Evagelista S, Maggi CA, Meli A: Lack of influence of capsaicin-sensitive sensory fibers on adaptive cytoprotection in rat stomach. Dig Dis Sci 1988;33:1050–1051.
23.
Hatakeyama Y, Tomoi M, Ohtsuka M, Shimomura K: Implication of sensory neurons in the diverse mechanisms of adaptive cytoprotection in the rat stomach. Jpn J Pharmacol 1996;70:347–350.
[PubMed]
24.
Uchida M, Yano S, Watanabe K: The role of capsaicin-sensitive afferent nerves in protective effect of capsaicin against absolute ethanol-induced gastric lesions in rats. Jpn J Pharmacol 1991;55:279–282.
[PubMed]
25.
Holzer P, Pabst MA, Lippe ITH, Peskar BM, Peskar BA, Livingston EH, Guth PH: Afferent nerve-mediated protection against deep mucosal damage in the rat stomach.

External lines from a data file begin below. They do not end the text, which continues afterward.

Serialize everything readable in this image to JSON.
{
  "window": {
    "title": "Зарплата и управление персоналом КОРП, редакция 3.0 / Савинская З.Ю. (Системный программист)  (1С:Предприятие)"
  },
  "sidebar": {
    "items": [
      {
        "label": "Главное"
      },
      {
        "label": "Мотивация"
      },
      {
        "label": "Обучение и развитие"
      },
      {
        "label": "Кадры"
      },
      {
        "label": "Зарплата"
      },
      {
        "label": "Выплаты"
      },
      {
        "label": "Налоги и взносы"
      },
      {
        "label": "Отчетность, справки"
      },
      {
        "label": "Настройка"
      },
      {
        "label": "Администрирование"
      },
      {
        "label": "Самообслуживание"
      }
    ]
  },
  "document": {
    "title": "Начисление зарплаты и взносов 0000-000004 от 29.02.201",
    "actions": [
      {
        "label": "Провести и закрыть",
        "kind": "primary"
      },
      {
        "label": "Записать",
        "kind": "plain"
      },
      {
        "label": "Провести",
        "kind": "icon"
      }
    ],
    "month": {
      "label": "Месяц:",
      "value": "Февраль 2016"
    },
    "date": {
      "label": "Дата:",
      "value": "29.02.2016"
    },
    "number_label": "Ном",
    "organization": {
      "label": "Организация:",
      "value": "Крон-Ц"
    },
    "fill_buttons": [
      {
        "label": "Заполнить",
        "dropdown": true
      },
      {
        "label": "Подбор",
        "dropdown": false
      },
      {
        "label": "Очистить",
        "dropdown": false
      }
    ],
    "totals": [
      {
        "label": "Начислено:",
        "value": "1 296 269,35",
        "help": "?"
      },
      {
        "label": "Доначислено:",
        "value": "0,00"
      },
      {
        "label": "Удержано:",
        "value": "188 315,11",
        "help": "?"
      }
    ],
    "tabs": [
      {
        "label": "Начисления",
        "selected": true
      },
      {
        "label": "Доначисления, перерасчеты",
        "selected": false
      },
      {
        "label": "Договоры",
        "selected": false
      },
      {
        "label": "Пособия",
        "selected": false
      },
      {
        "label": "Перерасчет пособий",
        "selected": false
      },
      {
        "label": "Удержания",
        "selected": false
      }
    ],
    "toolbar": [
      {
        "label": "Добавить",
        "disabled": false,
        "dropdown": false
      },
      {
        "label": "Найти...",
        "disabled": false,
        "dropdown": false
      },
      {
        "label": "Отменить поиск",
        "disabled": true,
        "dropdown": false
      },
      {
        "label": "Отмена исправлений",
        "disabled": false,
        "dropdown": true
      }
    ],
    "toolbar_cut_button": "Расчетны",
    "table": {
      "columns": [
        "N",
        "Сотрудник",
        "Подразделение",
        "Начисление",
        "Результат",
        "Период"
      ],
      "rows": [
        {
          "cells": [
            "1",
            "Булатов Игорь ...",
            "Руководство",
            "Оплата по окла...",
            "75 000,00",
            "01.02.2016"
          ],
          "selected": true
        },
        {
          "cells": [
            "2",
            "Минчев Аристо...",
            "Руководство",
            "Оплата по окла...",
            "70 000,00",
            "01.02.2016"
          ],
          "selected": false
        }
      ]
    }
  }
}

Gastroenterology 1990;98:838–848.
[PubMed]
26.
Taché Y, Yoneda M, Kato K, Király A, Sütö G, Kaneko H: Intracisternal thyrotropin-releasing hormone-induced vagally mediated gastric protection against ethanol lesions: central and peripheral mechanisms. J Gastroenterol Hepatol 1994;9(suppl 1):S29–S35.
[PubMed]
27.
Ohno BK, Saeki T, Hayashi H, Hayashi I, Katori M, Murata T, Narumiya S, Saigenji K, Majima M: Adaptive cytoprotection mediated by prostaglandin I2 is attributable to sensitization of CRGP-containing sensory nerves. Gastroenterology 2001;120:134–143.
[PubMed]
28.
Pajdo R, Brzozowski T, Konturek PC, Kwiecien S, Konturek SJ, Sliwowski Z, Pawlik M, Ptak A, Drozdowicz D, Hahn EG: Ischemic preconditioning, the most effective gastroprotective intervention: involvement of prostaglandins, nitric oxide, adenosine and sensory nerves. Eur J Pharmacol 2001;427:263–276.
[PubMed]
29.
Horowitz M, Assadi H: Heat acclimation-mediated cross-tolerance in cardioprotection: do HSP70 and HIF-1α play a role? Ann NY Acad Sci 2010;1188:199–206.
[PubMed]
30.
Rokutan K, Hirakawa T, Teshima S, Nakano Y, Miyoshi M, Kawai T, Konda E, Morinaga H, Nikawa T, Kishi K: Implications of heat shock/stress proteins for medicine and disease. J Med Invest 1998;44:137–147.
[PubMed]